* **Work item**
Throughout the entries below, report every line where "title" is found.
----- Task data -----
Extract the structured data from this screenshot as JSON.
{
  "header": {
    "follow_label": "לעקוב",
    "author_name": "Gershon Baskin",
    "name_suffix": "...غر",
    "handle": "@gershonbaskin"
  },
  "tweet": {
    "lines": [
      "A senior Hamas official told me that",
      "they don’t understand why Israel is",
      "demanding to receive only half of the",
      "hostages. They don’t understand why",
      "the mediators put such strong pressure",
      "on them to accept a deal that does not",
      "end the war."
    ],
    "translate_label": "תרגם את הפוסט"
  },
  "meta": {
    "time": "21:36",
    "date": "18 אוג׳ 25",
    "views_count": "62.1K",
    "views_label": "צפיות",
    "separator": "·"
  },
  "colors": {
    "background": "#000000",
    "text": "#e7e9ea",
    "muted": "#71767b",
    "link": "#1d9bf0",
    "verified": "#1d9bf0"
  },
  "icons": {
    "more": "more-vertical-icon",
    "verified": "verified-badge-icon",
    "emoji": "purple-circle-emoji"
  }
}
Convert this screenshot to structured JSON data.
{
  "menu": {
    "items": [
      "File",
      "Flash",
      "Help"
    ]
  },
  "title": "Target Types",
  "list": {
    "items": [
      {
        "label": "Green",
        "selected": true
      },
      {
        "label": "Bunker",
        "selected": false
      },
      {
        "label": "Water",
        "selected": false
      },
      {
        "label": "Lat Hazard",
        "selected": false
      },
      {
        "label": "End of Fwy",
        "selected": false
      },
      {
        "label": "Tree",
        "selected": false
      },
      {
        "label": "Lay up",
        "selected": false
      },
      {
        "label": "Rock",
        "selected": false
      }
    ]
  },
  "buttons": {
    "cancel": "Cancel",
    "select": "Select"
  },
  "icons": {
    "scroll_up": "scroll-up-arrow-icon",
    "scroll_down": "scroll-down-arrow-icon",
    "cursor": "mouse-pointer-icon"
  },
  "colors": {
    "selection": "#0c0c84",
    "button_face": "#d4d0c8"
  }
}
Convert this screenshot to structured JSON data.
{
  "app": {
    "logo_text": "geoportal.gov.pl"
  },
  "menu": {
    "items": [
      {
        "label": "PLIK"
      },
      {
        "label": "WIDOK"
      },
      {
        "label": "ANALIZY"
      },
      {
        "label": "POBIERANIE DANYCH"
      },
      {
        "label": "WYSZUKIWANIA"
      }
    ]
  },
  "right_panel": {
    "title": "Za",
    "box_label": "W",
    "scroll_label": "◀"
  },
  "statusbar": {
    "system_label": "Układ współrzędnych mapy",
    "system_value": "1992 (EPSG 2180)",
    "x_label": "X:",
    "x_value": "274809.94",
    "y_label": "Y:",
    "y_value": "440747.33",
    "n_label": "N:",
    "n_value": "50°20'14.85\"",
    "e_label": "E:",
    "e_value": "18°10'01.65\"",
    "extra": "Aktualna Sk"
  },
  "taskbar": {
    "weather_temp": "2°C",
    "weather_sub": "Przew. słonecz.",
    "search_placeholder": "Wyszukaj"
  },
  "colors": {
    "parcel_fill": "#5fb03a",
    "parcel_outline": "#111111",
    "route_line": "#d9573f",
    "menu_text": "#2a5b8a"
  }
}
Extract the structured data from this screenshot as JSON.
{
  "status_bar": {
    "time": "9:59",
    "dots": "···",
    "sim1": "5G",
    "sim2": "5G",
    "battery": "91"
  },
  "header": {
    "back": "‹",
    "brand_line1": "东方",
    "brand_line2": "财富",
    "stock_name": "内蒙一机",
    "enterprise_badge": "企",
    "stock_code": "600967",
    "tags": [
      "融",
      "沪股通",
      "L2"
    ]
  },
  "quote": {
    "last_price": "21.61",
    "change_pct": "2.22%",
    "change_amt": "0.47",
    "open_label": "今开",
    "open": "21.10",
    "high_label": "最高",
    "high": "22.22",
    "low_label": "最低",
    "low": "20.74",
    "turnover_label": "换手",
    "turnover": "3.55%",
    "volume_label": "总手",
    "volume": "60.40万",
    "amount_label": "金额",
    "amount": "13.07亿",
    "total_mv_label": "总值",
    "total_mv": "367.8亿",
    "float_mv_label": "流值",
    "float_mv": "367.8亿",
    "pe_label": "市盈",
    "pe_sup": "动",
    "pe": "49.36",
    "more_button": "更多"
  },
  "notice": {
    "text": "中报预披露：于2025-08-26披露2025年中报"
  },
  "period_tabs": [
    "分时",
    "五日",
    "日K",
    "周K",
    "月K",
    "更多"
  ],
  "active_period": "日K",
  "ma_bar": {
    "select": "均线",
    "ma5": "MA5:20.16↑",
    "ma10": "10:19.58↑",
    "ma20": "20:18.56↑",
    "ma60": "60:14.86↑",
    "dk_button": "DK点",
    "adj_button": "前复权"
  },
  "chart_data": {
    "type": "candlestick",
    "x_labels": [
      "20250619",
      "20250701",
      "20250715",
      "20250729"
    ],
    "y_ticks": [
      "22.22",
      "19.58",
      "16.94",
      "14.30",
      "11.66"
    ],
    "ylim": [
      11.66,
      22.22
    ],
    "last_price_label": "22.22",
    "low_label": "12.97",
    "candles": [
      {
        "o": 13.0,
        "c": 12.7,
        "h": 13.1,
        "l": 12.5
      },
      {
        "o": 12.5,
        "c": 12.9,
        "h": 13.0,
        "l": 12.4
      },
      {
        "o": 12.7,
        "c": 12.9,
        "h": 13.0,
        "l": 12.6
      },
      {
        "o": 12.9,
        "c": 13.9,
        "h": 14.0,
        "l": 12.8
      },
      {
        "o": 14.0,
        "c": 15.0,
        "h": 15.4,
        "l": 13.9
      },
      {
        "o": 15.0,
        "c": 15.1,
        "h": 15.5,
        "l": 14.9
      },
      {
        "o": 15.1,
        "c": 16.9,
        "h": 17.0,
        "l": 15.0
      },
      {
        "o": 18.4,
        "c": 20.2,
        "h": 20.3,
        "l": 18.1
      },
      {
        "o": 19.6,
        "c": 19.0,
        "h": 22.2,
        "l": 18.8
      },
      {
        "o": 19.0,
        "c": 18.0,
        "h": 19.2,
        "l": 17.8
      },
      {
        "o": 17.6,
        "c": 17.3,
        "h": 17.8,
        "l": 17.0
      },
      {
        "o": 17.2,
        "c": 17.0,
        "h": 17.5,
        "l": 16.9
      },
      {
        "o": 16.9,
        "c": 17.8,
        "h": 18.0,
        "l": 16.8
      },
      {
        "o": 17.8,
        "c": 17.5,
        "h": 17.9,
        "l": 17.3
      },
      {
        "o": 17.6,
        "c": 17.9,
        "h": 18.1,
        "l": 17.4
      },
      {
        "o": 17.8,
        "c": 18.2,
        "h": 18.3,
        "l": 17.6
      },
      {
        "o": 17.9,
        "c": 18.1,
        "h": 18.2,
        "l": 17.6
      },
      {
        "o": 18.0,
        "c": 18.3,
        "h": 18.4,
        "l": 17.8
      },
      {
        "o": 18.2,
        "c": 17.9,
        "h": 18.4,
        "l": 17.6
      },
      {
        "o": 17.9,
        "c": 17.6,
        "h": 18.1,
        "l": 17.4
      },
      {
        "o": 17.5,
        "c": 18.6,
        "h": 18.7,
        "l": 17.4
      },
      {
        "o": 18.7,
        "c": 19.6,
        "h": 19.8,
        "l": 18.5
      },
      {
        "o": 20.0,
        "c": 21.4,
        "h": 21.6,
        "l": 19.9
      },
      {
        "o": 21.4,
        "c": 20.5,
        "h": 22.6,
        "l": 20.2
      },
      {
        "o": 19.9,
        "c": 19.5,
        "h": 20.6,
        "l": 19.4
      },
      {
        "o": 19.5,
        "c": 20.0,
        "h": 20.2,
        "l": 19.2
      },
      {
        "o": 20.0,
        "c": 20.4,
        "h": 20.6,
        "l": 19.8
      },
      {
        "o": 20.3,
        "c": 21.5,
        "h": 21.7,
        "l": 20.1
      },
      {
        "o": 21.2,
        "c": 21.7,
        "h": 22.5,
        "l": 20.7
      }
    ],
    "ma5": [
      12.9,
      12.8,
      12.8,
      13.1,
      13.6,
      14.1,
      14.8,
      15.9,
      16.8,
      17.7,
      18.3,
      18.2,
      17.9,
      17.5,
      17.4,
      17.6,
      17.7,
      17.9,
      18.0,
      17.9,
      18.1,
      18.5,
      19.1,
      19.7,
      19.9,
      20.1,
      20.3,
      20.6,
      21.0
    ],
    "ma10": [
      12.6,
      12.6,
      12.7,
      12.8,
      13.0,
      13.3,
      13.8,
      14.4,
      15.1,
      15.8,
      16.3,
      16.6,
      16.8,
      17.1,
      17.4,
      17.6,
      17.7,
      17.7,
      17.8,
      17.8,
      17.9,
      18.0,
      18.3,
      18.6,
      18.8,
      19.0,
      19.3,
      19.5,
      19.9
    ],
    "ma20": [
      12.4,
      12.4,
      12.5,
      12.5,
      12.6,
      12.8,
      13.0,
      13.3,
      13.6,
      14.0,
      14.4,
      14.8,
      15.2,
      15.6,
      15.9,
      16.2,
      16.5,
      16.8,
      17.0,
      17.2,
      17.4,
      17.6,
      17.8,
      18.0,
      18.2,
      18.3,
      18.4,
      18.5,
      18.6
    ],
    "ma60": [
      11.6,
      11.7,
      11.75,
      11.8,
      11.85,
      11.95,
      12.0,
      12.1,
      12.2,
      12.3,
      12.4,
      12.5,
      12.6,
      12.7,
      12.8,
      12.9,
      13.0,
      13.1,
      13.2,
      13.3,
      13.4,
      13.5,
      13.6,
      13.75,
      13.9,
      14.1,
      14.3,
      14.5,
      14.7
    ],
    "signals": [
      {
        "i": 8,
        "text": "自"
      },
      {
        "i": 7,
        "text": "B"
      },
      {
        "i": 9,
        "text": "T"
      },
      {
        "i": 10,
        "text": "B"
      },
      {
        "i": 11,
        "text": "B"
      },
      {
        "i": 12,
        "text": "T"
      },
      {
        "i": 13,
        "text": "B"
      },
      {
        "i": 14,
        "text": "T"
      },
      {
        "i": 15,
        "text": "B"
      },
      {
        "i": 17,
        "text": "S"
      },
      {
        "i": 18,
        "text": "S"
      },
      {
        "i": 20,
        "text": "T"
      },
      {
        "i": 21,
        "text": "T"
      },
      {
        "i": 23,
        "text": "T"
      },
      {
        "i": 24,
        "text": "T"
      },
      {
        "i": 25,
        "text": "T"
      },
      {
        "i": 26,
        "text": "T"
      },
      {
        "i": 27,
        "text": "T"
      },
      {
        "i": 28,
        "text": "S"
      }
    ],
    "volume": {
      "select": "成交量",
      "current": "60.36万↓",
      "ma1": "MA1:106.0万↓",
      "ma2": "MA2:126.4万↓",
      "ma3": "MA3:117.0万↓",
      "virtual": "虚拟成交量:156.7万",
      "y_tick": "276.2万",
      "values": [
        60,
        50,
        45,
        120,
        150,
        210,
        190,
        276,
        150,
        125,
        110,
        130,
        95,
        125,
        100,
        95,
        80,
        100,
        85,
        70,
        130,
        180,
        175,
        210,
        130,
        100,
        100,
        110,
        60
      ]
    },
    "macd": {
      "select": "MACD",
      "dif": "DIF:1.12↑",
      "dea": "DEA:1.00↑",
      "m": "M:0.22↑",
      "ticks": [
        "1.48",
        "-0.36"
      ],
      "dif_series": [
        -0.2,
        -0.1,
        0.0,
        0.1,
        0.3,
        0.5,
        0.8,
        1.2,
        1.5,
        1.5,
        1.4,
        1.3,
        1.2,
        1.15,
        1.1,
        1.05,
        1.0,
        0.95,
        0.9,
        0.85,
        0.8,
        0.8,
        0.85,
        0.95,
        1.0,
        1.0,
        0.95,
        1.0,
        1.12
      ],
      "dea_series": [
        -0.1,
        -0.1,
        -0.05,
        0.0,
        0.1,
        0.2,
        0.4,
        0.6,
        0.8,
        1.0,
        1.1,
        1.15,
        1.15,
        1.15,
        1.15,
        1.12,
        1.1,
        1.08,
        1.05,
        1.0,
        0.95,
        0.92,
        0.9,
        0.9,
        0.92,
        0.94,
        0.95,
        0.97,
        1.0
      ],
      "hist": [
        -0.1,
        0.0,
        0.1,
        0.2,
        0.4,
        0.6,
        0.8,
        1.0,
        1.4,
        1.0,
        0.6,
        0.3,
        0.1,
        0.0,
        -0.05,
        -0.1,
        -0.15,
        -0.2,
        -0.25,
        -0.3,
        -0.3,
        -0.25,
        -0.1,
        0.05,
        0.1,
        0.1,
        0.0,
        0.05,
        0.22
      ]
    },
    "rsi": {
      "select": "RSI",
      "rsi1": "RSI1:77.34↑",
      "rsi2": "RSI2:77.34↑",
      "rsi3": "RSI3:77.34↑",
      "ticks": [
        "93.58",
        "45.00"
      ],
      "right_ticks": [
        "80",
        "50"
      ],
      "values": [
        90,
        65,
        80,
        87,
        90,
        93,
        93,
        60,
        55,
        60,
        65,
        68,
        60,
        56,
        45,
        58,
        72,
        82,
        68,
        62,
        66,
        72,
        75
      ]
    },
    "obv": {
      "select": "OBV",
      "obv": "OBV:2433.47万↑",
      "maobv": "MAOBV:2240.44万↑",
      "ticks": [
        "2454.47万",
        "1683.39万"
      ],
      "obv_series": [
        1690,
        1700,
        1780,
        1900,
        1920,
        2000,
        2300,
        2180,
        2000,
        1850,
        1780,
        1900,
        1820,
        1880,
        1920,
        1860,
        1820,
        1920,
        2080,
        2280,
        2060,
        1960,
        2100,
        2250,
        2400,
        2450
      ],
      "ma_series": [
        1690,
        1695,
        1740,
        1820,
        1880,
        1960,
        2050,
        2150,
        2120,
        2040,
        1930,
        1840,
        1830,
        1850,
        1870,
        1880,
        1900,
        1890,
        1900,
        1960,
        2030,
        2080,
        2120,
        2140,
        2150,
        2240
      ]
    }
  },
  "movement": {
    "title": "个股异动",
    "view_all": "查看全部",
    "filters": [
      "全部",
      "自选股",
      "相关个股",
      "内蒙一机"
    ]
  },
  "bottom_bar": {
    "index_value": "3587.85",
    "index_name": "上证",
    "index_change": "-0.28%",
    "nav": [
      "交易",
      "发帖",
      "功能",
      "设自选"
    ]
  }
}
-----
* **Task output**
  "title": "Target Types",
    "title": "Za",
    "title": "个股异动",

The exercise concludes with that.